Sterling Ball, unlikely Linux guru.

C|Net has an excellent interview with Ernie Ball’s CEO, Sterling Ball. Ernie Ball is known as the world’s leading manufacturer of guitar strings, but now they’re becoming known as prime examples of the tremendous benefits that a business can realize from moving from Microsoft Windows to Linux. Three years ago, the BSA raided Ernie Ball’s offices, discovering that they owned a few dozen unlicensed copies of programs. (That’s about 8% out of compliance, on a total of 72 desktop compouters.) Microsoft came down on Ernie Ball hard, and they decided to settle for $100,000. (Note that there’s simply no way that the combined cost of that software was anywhere close to $100,000.) CEO Sterling Ball got pissed, and demanded that his IT folks remove Microsoft products from every computer and switch to something else. Now they’re running Red Hat Linux, OpenOffice, and Mozilla, along with some commercial (Linux) business applications. Here’s my favorite bit:

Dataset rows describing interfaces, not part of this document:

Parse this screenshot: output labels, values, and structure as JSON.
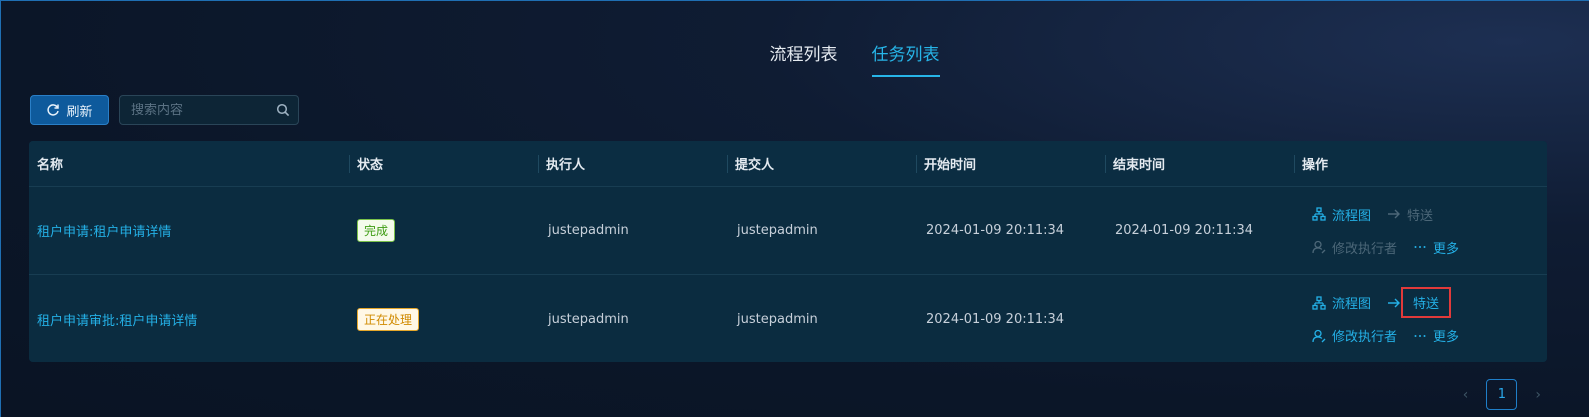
{
  "tabs": [
    {
      "label": "流程列表",
      "active": false
    },
    {
      "label": "任务列表",
      "active": true
    }
  ],
  "toolbar": {
    "refresh_label": "刷新",
    "search_placeholder": "搜索内容"
  },
  "table": {
    "headers": [
      "名称",
      "状态",
      "执行人",
      "提交人",
      "开始时间",
      "结束时间",
      "操作"
    ],
    "rows": [
      {
        "name": "租户申请:租户申请详情",
        "status": "完成",
        "executor": "justepadmin",
        "submitter": "justepadmin",
        "start": "2024-01-09 20:11:34",
        "end": "2024-01-09 20:11:34",
        "ops": {
          "flowchart": "流程图",
          "forward": "特送",
          "modify": "修改执行者",
          "more": "更多"
        }
      },
      {
        "name": "租户申请审批:租户申请详情",
        "status": "正在处理",
        "executor": "justepadmin",
        "submitter": "justepadmin",
        "start": "2024-01-09 20:11:34",
        "end": "",
        "ops": {
          "flowchart": "流程图",
          "forward": "特送",
          "modify": "修改执行者",
          "more": "更多"
        }
      }
    ]
  },
  "pagination": {
    "current": "1"
  },
  "colors": {
    "accent": "#24b0e6",
    "done": "#3d9c12",
    "processing": "#d08a00",
    "highlight": "#e23a3a"
  }
}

How has the transition gone?
It’s the funniest thing–we’re using it for e-mail client/server, spreadsheets and word processing. It’s like working in Windows. One of the analysts said it costs $1,250 per person to change over to open source. It wasn’t anywhere near that for us. I’m reluctant to give actual numbers. I can give any number I want to support my position, and so can the other guy. But I’ll tell you, I’m not paying any per-seat license. I’m not buying any new computers. When we need something, we have white box systems we put together ourselves. It doesn’t need to be much of a system for most of what we do.

But there’s a real argument now about total cost of ownership, once you start adding up service, support, etc.
What support? I’m not making calls to Red Hat; I don’t need to. I think that’s propaganda…What about the cost of dealing with a virus? We don’t have ’em. How about when we do have a problem, you don’t have to send some guy to a corner of the building to find out what’s going on–he never leaves his desk, because everything’s server-based. There’s no doubt that what I’m doing is cheaper to operate. The analyst guys can say whatever they want.

Funny how analysts never include BSA crackdowns or Microsoft extortion fees in the TCO of Windows. (Virginia Beach learned that lesson.) If I ever need guitar strings, I know where I’m going to get them.

Published by Waldo Jaquith

Waldo Jaquith (JAKE-with) is an open government technologist who lives near Char­lottes­­ville, VA, USA. more »